» **PROBLEM STATEMENT**:
Give the count of lines in the entries that include "JSON", and write nothing besides it.

SUPPLIED RECORDS Start Marker

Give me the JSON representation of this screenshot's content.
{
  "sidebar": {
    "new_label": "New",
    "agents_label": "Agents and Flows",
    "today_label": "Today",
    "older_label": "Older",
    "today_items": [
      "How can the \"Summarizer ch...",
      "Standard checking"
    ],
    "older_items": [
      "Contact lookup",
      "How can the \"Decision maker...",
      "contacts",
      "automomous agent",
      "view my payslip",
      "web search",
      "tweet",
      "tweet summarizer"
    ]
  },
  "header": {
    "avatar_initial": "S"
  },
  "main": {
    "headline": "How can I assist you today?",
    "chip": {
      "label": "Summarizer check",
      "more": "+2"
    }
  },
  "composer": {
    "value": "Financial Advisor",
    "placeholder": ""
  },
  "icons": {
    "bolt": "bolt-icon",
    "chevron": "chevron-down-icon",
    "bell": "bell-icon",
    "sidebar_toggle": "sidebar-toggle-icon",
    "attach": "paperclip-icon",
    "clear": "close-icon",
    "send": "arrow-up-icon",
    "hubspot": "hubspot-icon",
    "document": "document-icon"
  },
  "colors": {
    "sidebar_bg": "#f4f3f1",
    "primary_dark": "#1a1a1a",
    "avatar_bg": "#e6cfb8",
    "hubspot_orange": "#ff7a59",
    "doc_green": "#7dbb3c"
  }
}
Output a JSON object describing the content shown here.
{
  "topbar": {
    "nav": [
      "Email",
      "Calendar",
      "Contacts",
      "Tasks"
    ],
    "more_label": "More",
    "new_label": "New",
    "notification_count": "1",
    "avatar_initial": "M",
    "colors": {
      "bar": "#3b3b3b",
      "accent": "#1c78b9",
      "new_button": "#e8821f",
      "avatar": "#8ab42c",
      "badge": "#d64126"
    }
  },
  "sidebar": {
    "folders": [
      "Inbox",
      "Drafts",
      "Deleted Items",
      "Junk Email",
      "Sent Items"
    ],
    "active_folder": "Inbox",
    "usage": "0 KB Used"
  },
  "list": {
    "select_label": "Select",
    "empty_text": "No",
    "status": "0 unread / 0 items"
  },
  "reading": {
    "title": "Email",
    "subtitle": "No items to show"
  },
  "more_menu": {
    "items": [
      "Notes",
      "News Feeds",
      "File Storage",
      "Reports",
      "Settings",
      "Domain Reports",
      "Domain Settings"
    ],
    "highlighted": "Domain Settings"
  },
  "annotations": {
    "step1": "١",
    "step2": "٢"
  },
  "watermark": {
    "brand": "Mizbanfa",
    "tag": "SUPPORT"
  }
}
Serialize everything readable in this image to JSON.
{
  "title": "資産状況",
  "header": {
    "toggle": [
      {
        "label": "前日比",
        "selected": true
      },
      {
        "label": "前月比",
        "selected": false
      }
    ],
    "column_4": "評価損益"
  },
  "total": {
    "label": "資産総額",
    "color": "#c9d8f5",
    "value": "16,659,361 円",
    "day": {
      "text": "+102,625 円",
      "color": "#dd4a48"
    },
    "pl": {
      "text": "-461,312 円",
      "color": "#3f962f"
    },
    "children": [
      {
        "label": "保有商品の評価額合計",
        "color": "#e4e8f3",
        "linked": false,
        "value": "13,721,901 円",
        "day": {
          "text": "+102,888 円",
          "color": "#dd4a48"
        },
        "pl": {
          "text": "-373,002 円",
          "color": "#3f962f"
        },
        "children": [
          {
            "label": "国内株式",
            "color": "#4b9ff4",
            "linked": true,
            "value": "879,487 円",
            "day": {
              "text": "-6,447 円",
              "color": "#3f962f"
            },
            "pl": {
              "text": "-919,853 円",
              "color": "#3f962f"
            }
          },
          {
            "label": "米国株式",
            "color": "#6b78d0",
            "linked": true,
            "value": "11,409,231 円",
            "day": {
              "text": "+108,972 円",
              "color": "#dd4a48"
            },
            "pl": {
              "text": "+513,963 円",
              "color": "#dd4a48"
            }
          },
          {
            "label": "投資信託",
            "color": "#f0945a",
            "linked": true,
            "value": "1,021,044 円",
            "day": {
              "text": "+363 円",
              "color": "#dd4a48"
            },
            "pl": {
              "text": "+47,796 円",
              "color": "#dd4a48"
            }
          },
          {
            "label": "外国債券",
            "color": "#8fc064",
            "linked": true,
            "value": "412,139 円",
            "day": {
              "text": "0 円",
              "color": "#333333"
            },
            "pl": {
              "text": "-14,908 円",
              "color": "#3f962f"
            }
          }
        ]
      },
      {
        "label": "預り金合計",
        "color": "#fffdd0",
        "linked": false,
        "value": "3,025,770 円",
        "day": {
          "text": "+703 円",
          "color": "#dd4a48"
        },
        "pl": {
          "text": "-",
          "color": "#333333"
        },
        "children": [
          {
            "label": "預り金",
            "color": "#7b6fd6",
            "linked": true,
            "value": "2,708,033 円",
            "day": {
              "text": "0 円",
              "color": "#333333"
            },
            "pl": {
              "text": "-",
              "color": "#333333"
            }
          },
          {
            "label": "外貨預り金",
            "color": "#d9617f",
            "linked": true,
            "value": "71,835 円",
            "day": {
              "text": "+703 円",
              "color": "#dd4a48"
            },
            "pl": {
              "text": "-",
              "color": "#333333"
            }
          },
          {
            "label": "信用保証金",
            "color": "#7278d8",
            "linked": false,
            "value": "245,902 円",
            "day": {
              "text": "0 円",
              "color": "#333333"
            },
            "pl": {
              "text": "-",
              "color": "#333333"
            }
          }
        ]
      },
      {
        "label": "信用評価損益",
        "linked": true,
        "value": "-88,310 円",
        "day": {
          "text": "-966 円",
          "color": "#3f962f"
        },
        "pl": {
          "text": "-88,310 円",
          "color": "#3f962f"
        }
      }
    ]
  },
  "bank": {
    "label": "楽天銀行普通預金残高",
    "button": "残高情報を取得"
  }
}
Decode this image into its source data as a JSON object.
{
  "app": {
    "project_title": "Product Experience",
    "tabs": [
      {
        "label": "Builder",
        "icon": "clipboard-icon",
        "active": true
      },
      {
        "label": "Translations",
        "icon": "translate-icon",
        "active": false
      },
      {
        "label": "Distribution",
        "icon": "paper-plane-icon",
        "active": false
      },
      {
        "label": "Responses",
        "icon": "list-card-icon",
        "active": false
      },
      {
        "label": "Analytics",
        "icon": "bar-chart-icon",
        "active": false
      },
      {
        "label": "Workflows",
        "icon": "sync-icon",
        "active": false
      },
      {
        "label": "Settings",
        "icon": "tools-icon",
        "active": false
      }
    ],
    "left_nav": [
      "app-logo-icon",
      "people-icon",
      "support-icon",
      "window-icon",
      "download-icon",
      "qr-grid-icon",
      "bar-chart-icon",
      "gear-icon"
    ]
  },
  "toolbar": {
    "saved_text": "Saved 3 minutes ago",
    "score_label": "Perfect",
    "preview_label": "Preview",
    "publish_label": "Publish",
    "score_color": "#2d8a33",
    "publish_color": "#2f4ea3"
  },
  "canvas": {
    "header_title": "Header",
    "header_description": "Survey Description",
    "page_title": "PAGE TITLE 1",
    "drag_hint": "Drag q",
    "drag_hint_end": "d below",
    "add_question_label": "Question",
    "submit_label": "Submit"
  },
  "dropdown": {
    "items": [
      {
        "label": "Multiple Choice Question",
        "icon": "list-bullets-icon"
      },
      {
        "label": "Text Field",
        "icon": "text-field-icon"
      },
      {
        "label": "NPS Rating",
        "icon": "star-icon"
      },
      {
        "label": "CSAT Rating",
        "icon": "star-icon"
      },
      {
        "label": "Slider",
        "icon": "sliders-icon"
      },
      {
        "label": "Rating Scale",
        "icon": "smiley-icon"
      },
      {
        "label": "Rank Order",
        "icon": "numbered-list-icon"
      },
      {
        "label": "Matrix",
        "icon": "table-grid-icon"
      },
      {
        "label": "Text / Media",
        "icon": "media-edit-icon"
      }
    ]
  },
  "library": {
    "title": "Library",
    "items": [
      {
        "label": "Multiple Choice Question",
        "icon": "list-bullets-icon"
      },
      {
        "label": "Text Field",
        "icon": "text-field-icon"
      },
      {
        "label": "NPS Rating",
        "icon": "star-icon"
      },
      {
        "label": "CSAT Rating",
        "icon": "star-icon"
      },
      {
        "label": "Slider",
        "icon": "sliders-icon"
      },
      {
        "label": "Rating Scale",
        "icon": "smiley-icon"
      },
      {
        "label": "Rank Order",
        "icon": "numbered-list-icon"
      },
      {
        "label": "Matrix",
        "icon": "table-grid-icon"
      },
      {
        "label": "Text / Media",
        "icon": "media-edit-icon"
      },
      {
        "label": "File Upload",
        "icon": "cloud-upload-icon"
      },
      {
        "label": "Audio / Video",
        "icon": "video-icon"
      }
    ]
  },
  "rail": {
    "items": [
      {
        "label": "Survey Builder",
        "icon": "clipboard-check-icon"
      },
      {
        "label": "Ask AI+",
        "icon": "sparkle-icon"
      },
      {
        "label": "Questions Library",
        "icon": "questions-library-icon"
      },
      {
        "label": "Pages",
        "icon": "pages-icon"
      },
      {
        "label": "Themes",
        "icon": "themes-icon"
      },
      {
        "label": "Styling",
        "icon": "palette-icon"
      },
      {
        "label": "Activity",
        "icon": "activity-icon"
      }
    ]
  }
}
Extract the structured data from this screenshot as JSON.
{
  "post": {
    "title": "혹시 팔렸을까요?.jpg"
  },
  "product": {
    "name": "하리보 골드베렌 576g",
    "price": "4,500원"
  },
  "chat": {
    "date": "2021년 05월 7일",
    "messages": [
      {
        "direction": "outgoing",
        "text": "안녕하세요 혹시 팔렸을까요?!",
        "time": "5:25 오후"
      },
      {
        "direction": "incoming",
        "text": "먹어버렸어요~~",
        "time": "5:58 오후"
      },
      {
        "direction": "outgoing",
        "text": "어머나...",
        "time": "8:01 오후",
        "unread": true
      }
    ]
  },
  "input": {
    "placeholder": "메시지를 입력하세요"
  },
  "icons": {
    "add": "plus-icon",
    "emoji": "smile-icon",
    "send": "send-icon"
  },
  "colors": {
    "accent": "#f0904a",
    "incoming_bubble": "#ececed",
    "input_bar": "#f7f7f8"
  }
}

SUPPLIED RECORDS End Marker

» **ANSWER SPACE**:
5